In their most cliched form, attempts to describe the experience of bereavement tend to settle into a series of unanswerable questions: ‘why?’ being the principle, but also ‘what if?’, and the more general need ‘for an answer’. The intensity and depth of the mourner’s anguish demands an equally forceful explanation from the other side. We tend to resign ourselves to the rhetorical nature of these questions, just as elegy recognises the impossibility of its utmost desire (the return of the dead), even as it calls out to them in the darkness. The title of Denise Riley’s latest poetry collection, Say Something Back, both shares this characteristic wanhope and defiantly resists it; the collection calls for a response, but is also a call-and-response itself, taking on the responsibility to reply when the dead appear unable to do so.

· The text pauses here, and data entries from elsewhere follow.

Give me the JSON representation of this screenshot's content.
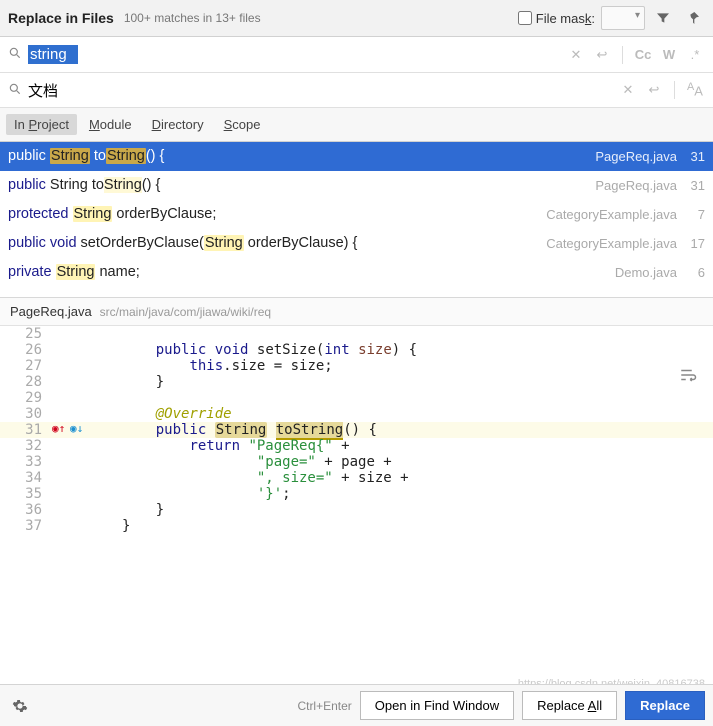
{
  "header": {
    "title": "Replace in Files",
    "stats": "100+ matches in 13+ files",
    "filemask_label_pre": "File mas",
    "filemask_label_key": "k",
    "filemask_label_post": ":"
  },
  "search": {
    "find_value": "string",
    "replace_value": "文档"
  },
  "row_opts": {
    "cc": "Cc",
    "w": "W",
    "regex": ".*",
    "aa": "A"
  },
  "scope": {
    "tabs": [
      {
        "label_pre": "In ",
        "label_u": "P",
        "label_post": "roject",
        "active": true
      },
      {
        "label_pre": "",
        "label_u": "M",
        "label_post": "odule",
        "active": false
      },
      {
        "label_pre": "",
        "label_u": "D",
        "label_post": "irectory",
        "active": false
      },
      {
        "label_pre": "",
        "label_u": "S",
        "label_post": "cope",
        "active": false
      }
    ]
  },
  "results": [
    {
      "file": "PageReq.java",
      "line": "31",
      "selected": true,
      "parts": [
        "public ",
        "HL:String",
        " to",
        "HL:String",
        "() {"
      ]
    },
    {
      "file": "PageReq.java",
      "line": "31",
      "selected": false,
      "dim": true,
      "parts": [
        "KW:public",
        " String to",
        "HLD:String",
        "() {"
      ]
    },
    {
      "file": "CategoryExample.java",
      "line": "7",
      "selected": false,
      "parts": [
        "KW:protected",
        " ",
        "HL:String",
        " orderByClause;"
      ]
    },
    {
      "file": "CategoryExample.java",
      "line": "17",
      "selected": false,
      "dim": true,
      "parts": [
        "KW:public",
        " ",
        "KW:void",
        " setOrderByClause(",
        "HL:String",
        " orderByClause) {"
      ]
    },
    {
      "file": "Demo.java",
      "line": "6",
      "selected": false,
      "parts": [
        "KW:private",
        " ",
        "HL:String",
        " name;"
      ]
    }
  ],
  "preview": {
    "filename": "PageReq.java",
    "filepath": "src/main/java/com/jiawa/wiki/req"
  },
  "editor": {
    "lines": [
      {
        "n": "25",
        "raw": ""
      },
      {
        "n": "26",
        "tokens": [
          "    ",
          "KW:public",
          " ",
          "KW:void",
          " ",
          "ID:setSize",
          "(",
          "KW:int",
          " ",
          "PR:size",
          ") {"
        ]
      },
      {
        "n": "27",
        "tokens": [
          "        ",
          "TH:this",
          ".size = size;"
        ]
      },
      {
        "n": "28",
        "tokens": [
          "    }"
        ]
      },
      {
        "n": "29",
        "tokens": [
          ""
        ]
      },
      {
        "n": "30",
        "tokens": [
          "    ",
          "AN:@Override"
        ]
      },
      {
        "n": "31",
        "hl": true,
        "marks": true,
        "tokens": [
          "    ",
          "KW:public",
          " ",
          "HL:String",
          " ",
          "HR:toString",
          "() {"
        ]
      },
      {
        "n": "32",
        "tokens": [
          "        ",
          "KW:return",
          " ",
          "ST:\"PageReq{\"",
          " +"
        ]
      },
      {
        "n": "33",
        "tokens": [
          "                ",
          "ST:\"page=\"",
          " + page +"
        ]
      },
      {
        "n": "34",
        "tokens": [
          "                ",
          "ST:\", size=\"",
          " + size +"
        ]
      },
      {
        "n": "35",
        "tokens": [
          "                ",
          "ST:'}'",
          ";"
        ]
      },
      {
        "n": "36",
        "tokens": [
          "    }"
        ]
      },
      {
        "n": "37",
        "tokens": [
          "}"
        ]
      }
    ]
  },
  "footer": {
    "hint": "Ctrl+Enter",
    "open": "Open in Find Window",
    "replace_all_pre": "Replace ",
    "replace_all_u": "A",
    "replace_all_post": "ll",
    "replace": "Replace"
  },
  "watermark": "https://blog.csdn.net/weixin_40816738"
}
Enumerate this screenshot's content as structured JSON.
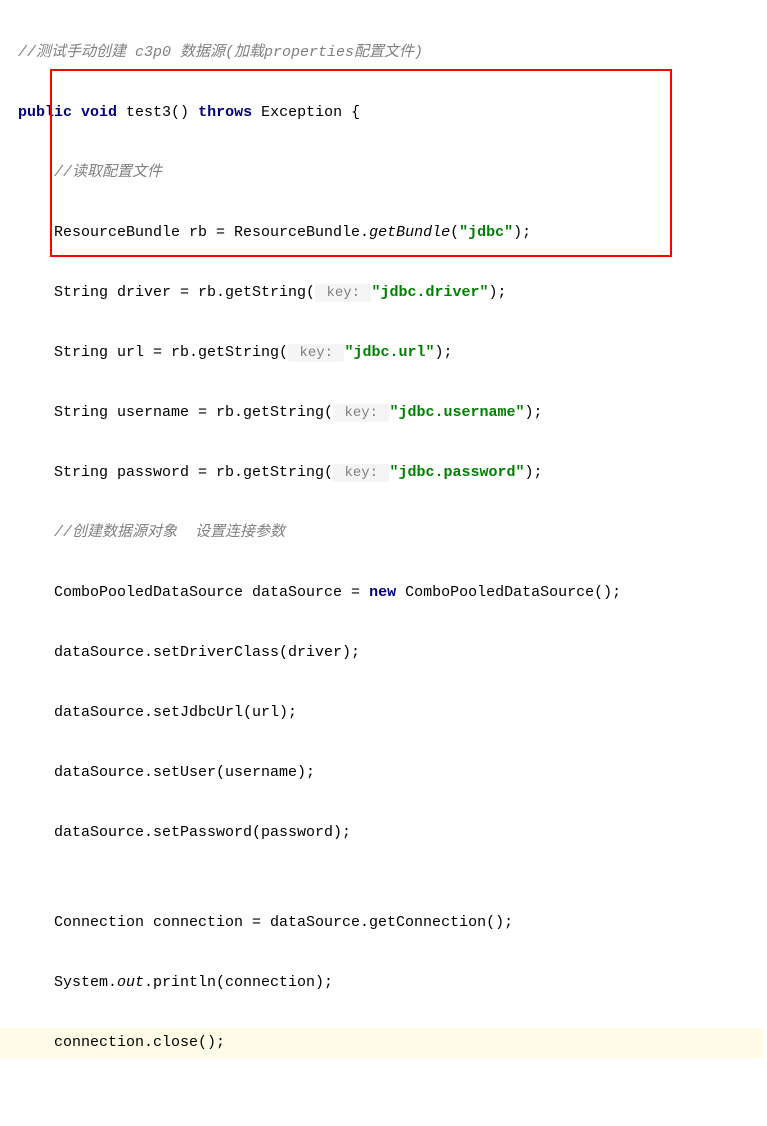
{
  "code": {
    "line1_comment": "//测试手动创建 c3p0 数据源(加载properties配置文件)",
    "line2_kw_public": "public",
    "line2_kw_void": "void",
    "line2_method": " test3() ",
    "line2_kw_throws": "throws",
    "line2_exception": " Exception {",
    "line3_comment": "//读取配置文件",
    "line4_part1": "ResourceBundle rb = ResourceBundle.",
    "line4_method": "getBundle",
    "line4_paren_open": "(",
    "line4_str": "\"jdbc\"",
    "line4_paren_close": ");",
    "line5_part1": "String driver = rb.getString(",
    "line5_hint": " key: ",
    "line5_str": "\"jdbc.driver\"",
    "line5_end": ");",
    "line6_part1": "String url = rb.getString(",
    "line6_hint": " key: ",
    "line6_str": "\"jdbc.url\"",
    "line6_end": ");",
    "line7_part1": "String username = rb.getString(",
    "line7_hint": " key: ",
    "line7_str": "\"jdbc.username\"",
    "line7_end": ");",
    "line8_part1": "String password = rb.getString(",
    "line8_hint": " key: ",
    "line8_str": "\"jdbc.password\"",
    "line8_end": ");",
    "line9_comment": "//创建数据源对象  设置连接参数",
    "line10_part1": "ComboPooledDataSource dataSource = ",
    "line10_kw_new": "new",
    "line10_part2": " ComboPooledDataSource();",
    "line11": "dataSource.setDriverClass(driver);",
    "line12": "dataSource.setJdbcUrl(url);",
    "line13": "dataSource.setUser(username);",
    "line14": "dataSource.setPassword(password);",
    "line15_blank": "",
    "line16": "Connection connection = dataSource.getConnection();",
    "line17_part1": "System.",
    "line17_out": "out",
    "line17_part2": ".println(connection);",
    "line18": "connection.close();"
  }
}
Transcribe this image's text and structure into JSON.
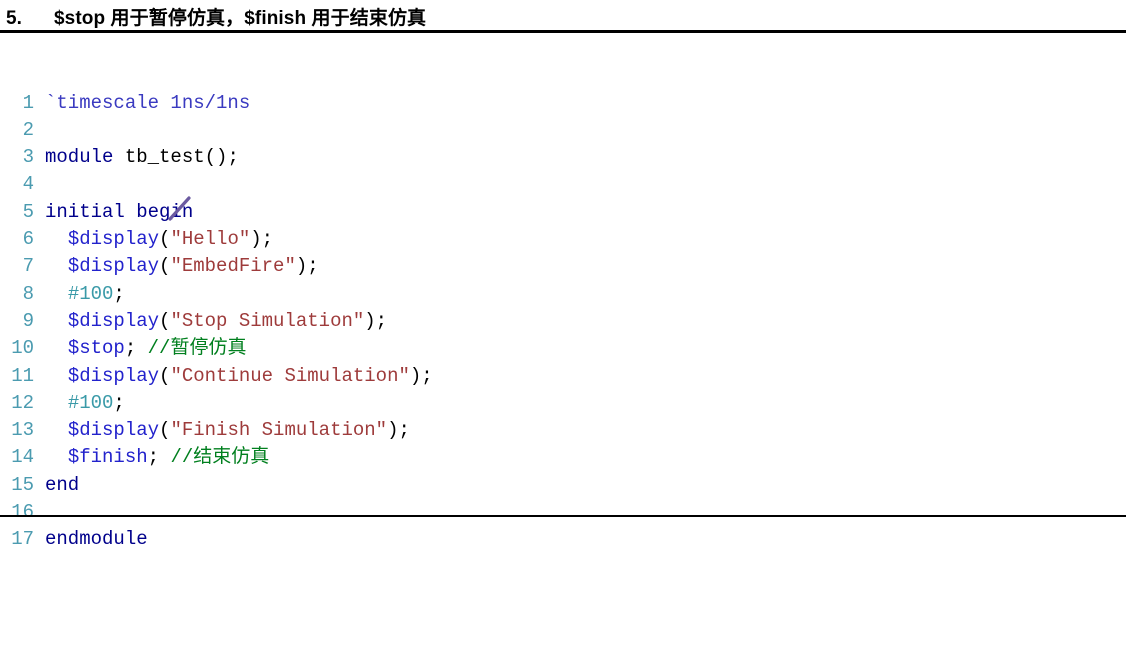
{
  "heading": {
    "number": "5.",
    "text": "$stop 用于暂停仿真，$finish 用于结束仿真"
  },
  "colors": {
    "keyword": "#00008b",
    "directive": "#3a3ac0",
    "system_task": "#2222cc",
    "string": "#9e3b3b",
    "number": "#3a9aa8",
    "comment": "#007f1e",
    "punctuation": "#000000",
    "line_number": "#4b9bb0",
    "rule": "#000000",
    "background": "#ffffff",
    "annotation_stroke": "#6b5aa0"
  },
  "code": {
    "language": "verilog",
    "first_line_number": 1,
    "last_line_number": 17,
    "lines": [
      {
        "n": "1",
        "text": "`timescale 1ns/1ns",
        "tokens": [
          {
            "t": "`timescale 1ns/1ns",
            "c": "t-dir"
          }
        ]
      },
      {
        "n": "2",
        "text": "",
        "tokens": []
      },
      {
        "n": "3",
        "text": "module tb_test();",
        "tokens": [
          {
            "t": "module",
            "c": "t-kw"
          },
          {
            "t": " tb_test();",
            "c": "t-pun"
          }
        ]
      },
      {
        "n": "4",
        "text": "",
        "tokens": []
      },
      {
        "n": "5",
        "text": "initial begin",
        "tokens": [
          {
            "t": "initial begin",
            "c": "t-kw"
          }
        ]
      },
      {
        "n": "6",
        "text": "  $display(\"Hello\");",
        "tokens": [
          {
            "t": "  ",
            "c": "t-pun"
          },
          {
            "t": "$display",
            "c": "t-sys"
          },
          {
            "t": "(",
            "c": "t-pun"
          },
          {
            "t": "\"Hello\"",
            "c": "t-str"
          },
          {
            "t": ");",
            "c": "t-pun"
          }
        ]
      },
      {
        "n": "7",
        "text": "  $display(\"EmbedFire\");",
        "tokens": [
          {
            "t": "  ",
            "c": "t-pun"
          },
          {
            "t": "$display",
            "c": "t-sys"
          },
          {
            "t": "(",
            "c": "t-pun"
          },
          {
            "t": "\"EmbedFire\"",
            "c": "t-str"
          },
          {
            "t": ");",
            "c": "t-pun"
          }
        ]
      },
      {
        "n": "8",
        "text": "  #100;",
        "tokens": [
          {
            "t": "  ",
            "c": "t-pun"
          },
          {
            "t": "#100",
            "c": "t-num"
          },
          {
            "t": ";",
            "c": "t-pun"
          }
        ]
      },
      {
        "n": "9",
        "text": "  $display(\"Stop Simulation\");",
        "tokens": [
          {
            "t": "  ",
            "c": "t-pun"
          },
          {
            "t": "$display",
            "c": "t-sys"
          },
          {
            "t": "(",
            "c": "t-pun"
          },
          {
            "t": "\"Stop Simulation\"",
            "c": "t-str"
          },
          {
            "t": ");",
            "c": "t-pun"
          }
        ]
      },
      {
        "n": "10",
        "text": "  $stop; //暂停仿真",
        "tokens": [
          {
            "t": "  ",
            "c": "t-pun"
          },
          {
            "t": "$stop",
            "c": "t-sys"
          },
          {
            "t": "; ",
            "c": "t-pun"
          },
          {
            "t": "//暂停仿真",
            "c": "t-cmt"
          }
        ]
      },
      {
        "n": "11",
        "text": "  $display(\"Continue Simulation\");",
        "tokens": [
          {
            "t": "  ",
            "c": "t-pun"
          },
          {
            "t": "$display",
            "c": "t-sys"
          },
          {
            "t": "(",
            "c": "t-pun"
          },
          {
            "t": "\"Continue Simulation\"",
            "c": "t-str"
          },
          {
            "t": ");",
            "c": "t-pun"
          }
        ]
      },
      {
        "n": "12",
        "text": "  #100;",
        "tokens": [
          {
            "t": "  ",
            "c": "t-pun"
          },
          {
            "t": "#100",
            "c": "t-num"
          },
          {
            "t": ";",
            "c": "t-pun"
          }
        ]
      },
      {
        "n": "13",
        "text": "  $display(\"Finish Simulation\");",
        "tokens": [
          {
            "t": "  ",
            "c": "t-pun"
          },
          {
            "t": "$display",
            "c": "t-sys"
          },
          {
            "t": "(",
            "c": "t-pun"
          },
          {
            "t": "\"Finish Simulation\"",
            "c": "t-str"
          },
          {
            "t": ");",
            "c": "t-pun"
          }
        ]
      },
      {
        "n": "14",
        "text": "  $finish; //结束仿真",
        "tokens": [
          {
            "t": "  ",
            "c": "t-pun"
          },
          {
            "t": "$finish",
            "c": "t-sys"
          },
          {
            "t": "; ",
            "c": "t-pun"
          },
          {
            "t": "//结束仿真",
            "c": "t-cmt"
          }
        ]
      },
      {
        "n": "15",
        "text": "end",
        "tokens": [
          {
            "t": "end",
            "c": "t-kw"
          }
        ]
      },
      {
        "n": "16",
        "text": "",
        "tokens": []
      },
      {
        "n": "17",
        "text": "endmodule",
        "tokens": [
          {
            "t": "endmodule",
            "c": "t-kw"
          }
        ]
      }
    ]
  },
  "annotation": {
    "type": "pen-stroke",
    "description": "diagonal pen mark over line 6"
  }
}
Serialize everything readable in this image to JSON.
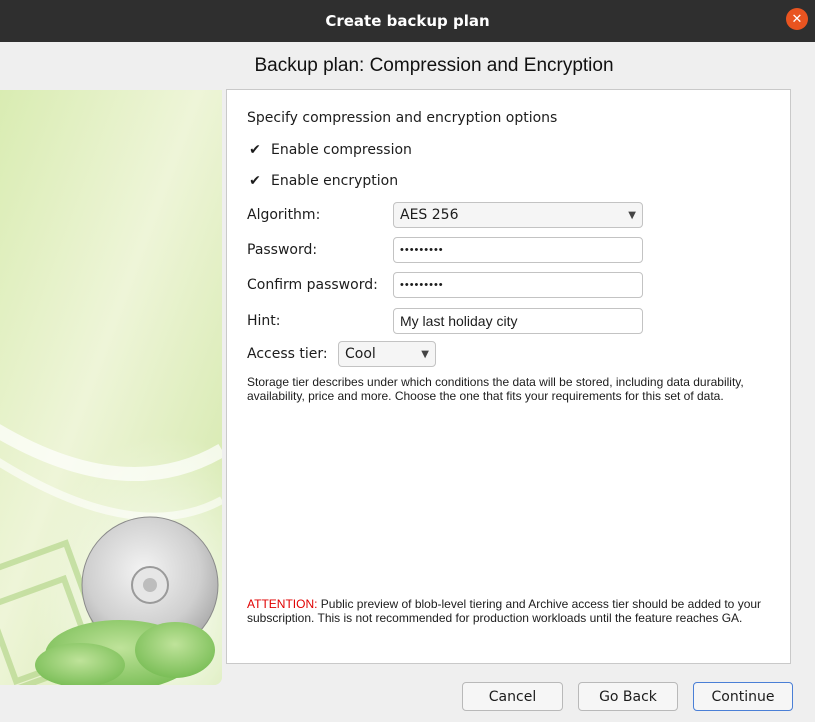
{
  "window": {
    "title": "Create backup plan",
    "close_glyph": "✕"
  },
  "page": {
    "heading": "Backup plan: Compression and Encryption"
  },
  "form": {
    "intro": "Specify compression and encryption options",
    "enable_compression": {
      "label": "Enable compression",
      "checked": true,
      "mark": "✔"
    },
    "enable_encryption": {
      "label": "Enable encryption",
      "checked": true,
      "mark": "✔"
    },
    "algorithm": {
      "label": "Algorithm:",
      "value": "AES 256"
    },
    "password": {
      "label": "Password:",
      "value": "•••••••••"
    },
    "confirm_password": {
      "label": "Confirm password:",
      "value": "•••••••••"
    },
    "hint": {
      "label": "Hint:",
      "value": "My last holiday city"
    },
    "access_tier": {
      "label": "Access tier:",
      "value": "Cool"
    },
    "caret": "▼",
    "tier_description": "Storage tier describes under which conditions the data will be stored, including data durability, availability, price and more. Choose the one that fits your requirements for this set of data.",
    "attention_prefix": "ATTENTION:",
    "attention_text": " Public preview of blob-level tiering and Archive access tier should be added to your subscription. This is not recommended for production workloads until the feature reaches GA."
  },
  "buttons": {
    "cancel": "Cancel",
    "go_back": "Go Back",
    "continue": "Continue"
  },
  "colors": {
    "titlebar": "#2f2f2f",
    "close": "#e95420",
    "attention": "#e00000",
    "accent_border": "#4a7fd6"
  },
  "icons": {
    "side_art": "backup-disc-illustration"
  }
}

The collection’s longest poem — A Part Song, written after the death of Riley’s adult son — enacts this polyphony. A part song has three or more voice parts, and the poem has at least as many. ‘She do the bereaved in different voices’ is how Riley describes it in section xix, which repositions the lyrical responsibility back on the single poet, who must ‘do’ the different voice parts of the song. That section confesses that the purpose of the poem thus far has been ‘to prod / And shepherd you back within range / Of my strained ears’, and Riley paints herself the ‘prancing and writhing’ elegist, spurting mawkish ‘reedy piping’ to a coldly unresponsive son. The poem goes further in extorting an answer than conventional elegy, however: ‘Still no? Then let me rest, my dear’. We are constantly surprised by her inability to let questions stay rhetorical:
Yet might there still be some part for me
To play upon this lovely earth? Say. Or
Say No, earth at my inner ear.
The poet’s response to no-response is to refill the gap — absences are reified, turned into physical sensations or objects of interest. As she writes in ‘Hiding in plain sight’: ‘I sensed your not-there in its burning life’. The loss of a person becomes not only poetic material in her elegies, then, but in some way a physical experience too: in A Part Song, her son’s life is not given over to evanescence, but recycled ‘Tight in a block’, its ‘layers patted square’. Conveniently, physical objects are not only in general unresponsive entities, but reflective of Riley’s experience of post-bereavement time: static, stubbornly continuous, resistant to narrative. Time experienced ‘Without Its Flow’ (from the title to her work on the subject) is like that ‘Tight […] block’, a concentration of temporal layers which should have been laid out sequentially.
Fragmentation of expression or thought is perhaps more common to elegy than this uncompromising physicality. If words fail for Riley too, there is at least a call for an end to watery elegy, the Lycidas breed of the genre. From ‘Still’:
Rather turn stolid, go blocky, be granite, not
whirr and not flare but lodge stock-still, a slab.
Not become fish, or a sea, nothing fluid, no darting,
no welling up after my death in the mouths of the living
The two most significant voices in A Part Song finally call for elegy, like the dead, to be put to rest. ‘Then let me rest, my dear’ is Riley’s paradoxical exhortation to the already silent dead, evidently half-addressing the poem or herself. The poem does eventually answer back (her son’s imagined voice, in italics), calling for an end to the song (‘O let me be’) and declaring a cyclical return to elegy as a medium of floating: ‘My bone-dust is faint coral / Under the fretful wave‘.
The collection’s relationship to death, grief, elegy is complex, but not unrewarding to unpick. Frequently, knotty thoughts and a kind of honestly rendered confusion is cut through by something ‘bodied forth / Straightforwardly’, like the gently playful end to ‘Cardiomyopathy’:
My heart, though old, seems tough enough and so
I would have gladly had it changed, for yours.
By Alice Troy-Donovan
Say Something Back, Denise Riley, Picador, 2016, £9.99